§ INPUT
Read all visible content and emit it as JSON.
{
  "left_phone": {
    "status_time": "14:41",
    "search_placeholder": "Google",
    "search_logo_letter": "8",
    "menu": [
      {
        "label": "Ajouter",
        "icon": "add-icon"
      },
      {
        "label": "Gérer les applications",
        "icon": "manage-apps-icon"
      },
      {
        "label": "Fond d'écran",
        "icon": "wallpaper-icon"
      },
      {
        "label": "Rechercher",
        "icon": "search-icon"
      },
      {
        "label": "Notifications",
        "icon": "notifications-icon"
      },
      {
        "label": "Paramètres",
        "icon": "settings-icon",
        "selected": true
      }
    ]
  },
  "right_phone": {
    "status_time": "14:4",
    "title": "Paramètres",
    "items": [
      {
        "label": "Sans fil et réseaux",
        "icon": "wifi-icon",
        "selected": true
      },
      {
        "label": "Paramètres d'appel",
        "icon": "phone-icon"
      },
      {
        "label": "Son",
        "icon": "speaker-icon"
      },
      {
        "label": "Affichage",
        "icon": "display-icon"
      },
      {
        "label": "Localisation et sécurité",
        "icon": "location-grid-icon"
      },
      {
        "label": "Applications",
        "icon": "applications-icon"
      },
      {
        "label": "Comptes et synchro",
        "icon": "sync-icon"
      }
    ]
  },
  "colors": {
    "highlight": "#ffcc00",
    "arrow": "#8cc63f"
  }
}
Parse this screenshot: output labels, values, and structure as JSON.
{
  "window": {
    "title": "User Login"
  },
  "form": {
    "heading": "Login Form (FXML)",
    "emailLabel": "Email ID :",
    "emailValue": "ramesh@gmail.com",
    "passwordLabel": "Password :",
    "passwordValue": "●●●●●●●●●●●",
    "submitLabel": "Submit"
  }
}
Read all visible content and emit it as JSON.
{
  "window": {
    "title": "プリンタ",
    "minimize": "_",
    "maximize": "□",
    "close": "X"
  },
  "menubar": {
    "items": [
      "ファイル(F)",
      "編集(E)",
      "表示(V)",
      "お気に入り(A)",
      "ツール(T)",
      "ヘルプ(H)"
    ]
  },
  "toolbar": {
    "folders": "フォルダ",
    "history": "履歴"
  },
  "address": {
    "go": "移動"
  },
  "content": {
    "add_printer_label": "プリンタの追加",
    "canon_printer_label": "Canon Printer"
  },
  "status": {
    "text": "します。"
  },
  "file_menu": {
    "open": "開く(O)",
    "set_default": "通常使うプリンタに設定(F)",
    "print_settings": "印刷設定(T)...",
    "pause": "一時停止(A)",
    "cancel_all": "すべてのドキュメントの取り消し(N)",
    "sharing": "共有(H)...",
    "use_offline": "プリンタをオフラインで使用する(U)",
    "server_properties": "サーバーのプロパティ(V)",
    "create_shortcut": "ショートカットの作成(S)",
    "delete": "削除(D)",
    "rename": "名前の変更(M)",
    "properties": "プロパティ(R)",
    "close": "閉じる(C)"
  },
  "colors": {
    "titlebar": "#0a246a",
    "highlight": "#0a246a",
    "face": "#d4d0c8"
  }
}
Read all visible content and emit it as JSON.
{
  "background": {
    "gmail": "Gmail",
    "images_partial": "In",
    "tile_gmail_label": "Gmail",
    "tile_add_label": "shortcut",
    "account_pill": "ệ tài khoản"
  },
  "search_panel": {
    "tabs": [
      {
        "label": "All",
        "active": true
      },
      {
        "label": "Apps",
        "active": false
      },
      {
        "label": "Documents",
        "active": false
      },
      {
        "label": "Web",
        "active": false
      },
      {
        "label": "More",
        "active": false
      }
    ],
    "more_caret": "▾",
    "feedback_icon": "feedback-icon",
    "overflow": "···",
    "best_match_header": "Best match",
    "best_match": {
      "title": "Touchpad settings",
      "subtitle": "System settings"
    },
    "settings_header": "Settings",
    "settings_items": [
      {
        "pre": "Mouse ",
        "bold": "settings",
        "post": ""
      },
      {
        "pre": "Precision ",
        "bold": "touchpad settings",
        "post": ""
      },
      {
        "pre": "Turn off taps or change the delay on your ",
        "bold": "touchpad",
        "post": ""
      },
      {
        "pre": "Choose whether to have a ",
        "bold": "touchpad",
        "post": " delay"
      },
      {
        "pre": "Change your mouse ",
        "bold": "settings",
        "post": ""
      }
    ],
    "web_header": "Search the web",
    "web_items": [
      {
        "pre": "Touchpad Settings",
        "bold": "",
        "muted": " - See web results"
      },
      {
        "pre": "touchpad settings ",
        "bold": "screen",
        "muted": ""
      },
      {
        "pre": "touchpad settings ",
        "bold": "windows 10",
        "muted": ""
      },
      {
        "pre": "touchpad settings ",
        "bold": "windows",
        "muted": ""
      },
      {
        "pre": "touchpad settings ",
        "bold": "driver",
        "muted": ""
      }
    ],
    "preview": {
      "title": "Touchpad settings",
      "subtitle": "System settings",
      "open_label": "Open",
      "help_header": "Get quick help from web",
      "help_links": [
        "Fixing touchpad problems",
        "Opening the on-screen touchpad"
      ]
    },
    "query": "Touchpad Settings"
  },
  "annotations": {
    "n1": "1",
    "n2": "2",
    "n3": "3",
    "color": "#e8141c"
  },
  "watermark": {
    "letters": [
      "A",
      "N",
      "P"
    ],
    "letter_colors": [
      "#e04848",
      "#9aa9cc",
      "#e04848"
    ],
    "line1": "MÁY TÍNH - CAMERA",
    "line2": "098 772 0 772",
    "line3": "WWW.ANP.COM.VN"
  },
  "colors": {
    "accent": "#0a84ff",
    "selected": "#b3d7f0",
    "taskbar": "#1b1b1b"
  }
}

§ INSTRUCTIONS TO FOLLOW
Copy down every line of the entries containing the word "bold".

§ REPLY
        "bold": "settings",
        "bold": "touchpad settings",
        "bold": "touchpad",
        "bold": "touchpad",
        "bold": "settings",
        "bold": "",
        "bold": "screen",
        "bold": "windows 10",
        "bold": "windows",
        "bold": "driver",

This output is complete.